While Treasury can continue to tweak HAMP, the department's statutory authority to restructure HAMP or to create a more effective replacement program lapsed on October 3, 2010. Therefore, Treasury and affected stakeholders are basically stuck with HAMP in its present form until existing contractual obligations are fulfilled. House Republicans recently introduced the "HAMP Repeal and Deficit Reduction Act of 2011" (H.R. 430), which would terminate HAMP and nullify existing contracts between the Treasury Department and loan servicers to enter into new obligations. As drafted, the legislation, sponsored by senior Republican members of the House Oversight and Government Reform Committee, would specifically target HAMP and would leave untouched other TARP-inspired loss mitigation programs managed pursuant to Treasury's Making Home Affordable initiative, such as the Home Affordable Refinance Program, Home Affordable Foreclosure Alternatives Program and the Second Lien Modification Program. Nor would the legislation affect workouts between individual homeowners and loan servicers in effect at the time of the legislation's enactment. With House Republicans determined to enact deficit reduction legislation, the "HAMP Repeal and Deficit Reduction Act of 2011" is a solid candidate for passage by the full House, where the Republicans are in firm control of legislative outcomes.

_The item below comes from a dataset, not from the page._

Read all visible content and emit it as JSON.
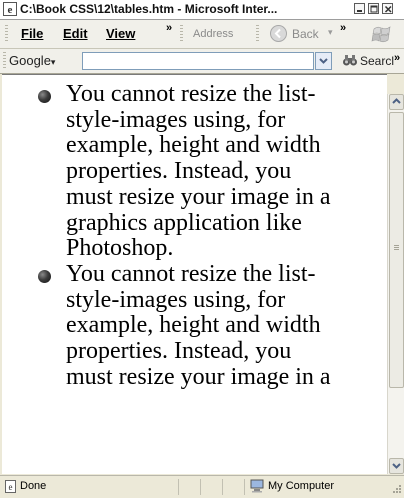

How far the Obama Administration and Senate Democrats will go to fight for HAMP's preservation is unclear at this time. Hearings over the last year suggest increased disillusionment by Senate Democrats with HAMP, thus renewing calls for mortgage cram down and foreclosure moratoria or legislative endorsement of foreclosure mediation programs. On January 27, Senator Whitehouse (D-RI) introduced the "Limiting Investor and Homeowner Loss in Foreclosure Act" (S. 222), legislation that would codify in the Bankruptcy Code the authority of U.S. bankruptcy courts to create foreclosure mediation programs. The legislation is inspired by what Senator Whitehouse and others see as a highly successful Foreclosure Loss Mitigation Program launched by the Bankruptcy Court for the District of Rhode Island. Although a creditor's attempt to challenge the court's authority to administer the program was recently turned back by the Rhode Island bankruptcy court, Senator Whitehouse seeks to formally establish such authority in law. Some in the servicing industry fear the legislation may be a backhand attempt to establish mortgage cram down authority because the loss mitigation program authorized by the legislation may enlarge the substantive rights of debtors by creating or granting a previously unauthorized retention option under Bankruptcy Code. At this time, the Senate Judiciary Committee has not announced action on the legislation.

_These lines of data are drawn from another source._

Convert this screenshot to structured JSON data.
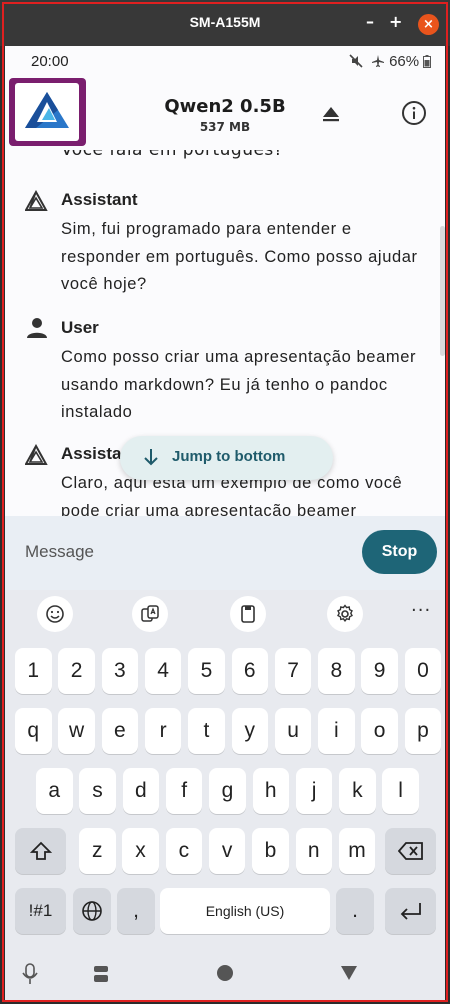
{
  "window": {
    "title": "SM-A155M",
    "minimize_label": "–",
    "maximize_label": "+",
    "close_label": "×"
  },
  "status_bar": {
    "time": "20:00",
    "battery": "66%"
  },
  "app_bar": {
    "model_name": "Qwen2 0.5B",
    "model_size": "537 MB"
  },
  "chat": {
    "partial_previous": "Você fala em português?",
    "messages": [
      {
        "sender": "Assistant",
        "text": "Sim, fui programado para entender e responder em português. Como posso ajudar você hoje?"
      },
      {
        "sender": "User",
        "text": "Como posso criar uma apresentação beamer usando markdown? Eu já tenho o pandoc instalado"
      },
      {
        "sender": "Assistant",
        "text": "Claro, aqui está um exemplo de como você pode criar uma apresentação beamer"
      }
    ],
    "jump_label": "Jump to bottom"
  },
  "composer": {
    "placeholder": "Message",
    "stop_label": "Stop"
  },
  "keyboard": {
    "number_row": [
      "1",
      "2",
      "3",
      "4",
      "5",
      "6",
      "7",
      "8",
      "9",
      "0"
    ],
    "row1": [
      "q",
      "w",
      "e",
      "r",
      "t",
      "y",
      "u",
      "i",
      "o",
      "p"
    ],
    "row2": [
      "a",
      "s",
      "d",
      "f",
      "g",
      "h",
      "j",
      "k",
      "l"
    ],
    "row3": [
      "z",
      "x",
      "c",
      "v",
      "b",
      "n",
      "m"
    ],
    "symbols_label": "!#1",
    "comma_label": ",",
    "space_label": "English (US)",
    "period_label": ".",
    "more_label": "···"
  },
  "colors": {
    "accent": "#1e6577",
    "logo_bg": "#7a1e6e",
    "window_close": "#e9541c"
  }
}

Congressional debate over the appropriate federal loss mitigation policy will undoubtedly get caught up in the political cross-fire between the two political parties as the Dodd-Frank Wall Street Reform and Consumer Protection Act is implemented by the Obama Administration and Republicans consider legislation to restructure or replace the role of Fannie Mae and Freddie Mac in the housing market. However, as foreclosure filings continue to climb this year as predicted, the Republican House, Democratic Senate and Obama Administration may have no choice but to rethink the scope and nature of federal foreclosure prevention policy.

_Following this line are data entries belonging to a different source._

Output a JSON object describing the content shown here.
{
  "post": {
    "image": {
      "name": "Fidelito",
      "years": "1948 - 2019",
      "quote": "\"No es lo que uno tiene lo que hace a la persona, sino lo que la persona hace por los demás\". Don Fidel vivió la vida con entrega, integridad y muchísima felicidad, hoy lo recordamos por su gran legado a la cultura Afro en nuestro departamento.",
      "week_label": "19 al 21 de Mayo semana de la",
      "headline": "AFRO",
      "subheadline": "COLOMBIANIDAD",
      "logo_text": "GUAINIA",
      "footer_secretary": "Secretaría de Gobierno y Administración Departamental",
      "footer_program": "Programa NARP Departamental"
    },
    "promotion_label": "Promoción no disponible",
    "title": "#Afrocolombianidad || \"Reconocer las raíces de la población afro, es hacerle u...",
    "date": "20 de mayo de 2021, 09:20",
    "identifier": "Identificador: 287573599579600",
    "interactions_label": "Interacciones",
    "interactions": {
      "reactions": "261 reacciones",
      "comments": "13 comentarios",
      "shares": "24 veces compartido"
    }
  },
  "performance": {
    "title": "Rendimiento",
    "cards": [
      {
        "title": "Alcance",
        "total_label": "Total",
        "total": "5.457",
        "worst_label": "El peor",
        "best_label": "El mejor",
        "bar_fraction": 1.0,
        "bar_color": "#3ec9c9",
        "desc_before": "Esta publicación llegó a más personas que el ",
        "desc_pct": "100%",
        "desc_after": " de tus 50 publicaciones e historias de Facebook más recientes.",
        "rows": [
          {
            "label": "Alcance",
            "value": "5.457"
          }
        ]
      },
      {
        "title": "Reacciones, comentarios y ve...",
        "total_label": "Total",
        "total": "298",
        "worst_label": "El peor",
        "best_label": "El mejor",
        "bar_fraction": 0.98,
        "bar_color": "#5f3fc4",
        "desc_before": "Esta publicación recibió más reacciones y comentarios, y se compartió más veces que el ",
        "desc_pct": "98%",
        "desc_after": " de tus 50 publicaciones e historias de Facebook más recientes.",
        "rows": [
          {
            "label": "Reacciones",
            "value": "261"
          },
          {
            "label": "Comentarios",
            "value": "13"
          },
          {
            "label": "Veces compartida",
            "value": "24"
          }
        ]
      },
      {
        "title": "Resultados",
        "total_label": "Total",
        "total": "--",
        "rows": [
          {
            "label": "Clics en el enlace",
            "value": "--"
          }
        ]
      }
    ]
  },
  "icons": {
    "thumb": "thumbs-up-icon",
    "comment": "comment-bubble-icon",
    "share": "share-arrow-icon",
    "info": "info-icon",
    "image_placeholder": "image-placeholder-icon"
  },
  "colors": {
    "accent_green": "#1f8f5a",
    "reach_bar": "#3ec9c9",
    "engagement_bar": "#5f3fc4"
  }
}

The views expressed in this article of those of Mr. Kinney and not of Baker Donelson or its clients.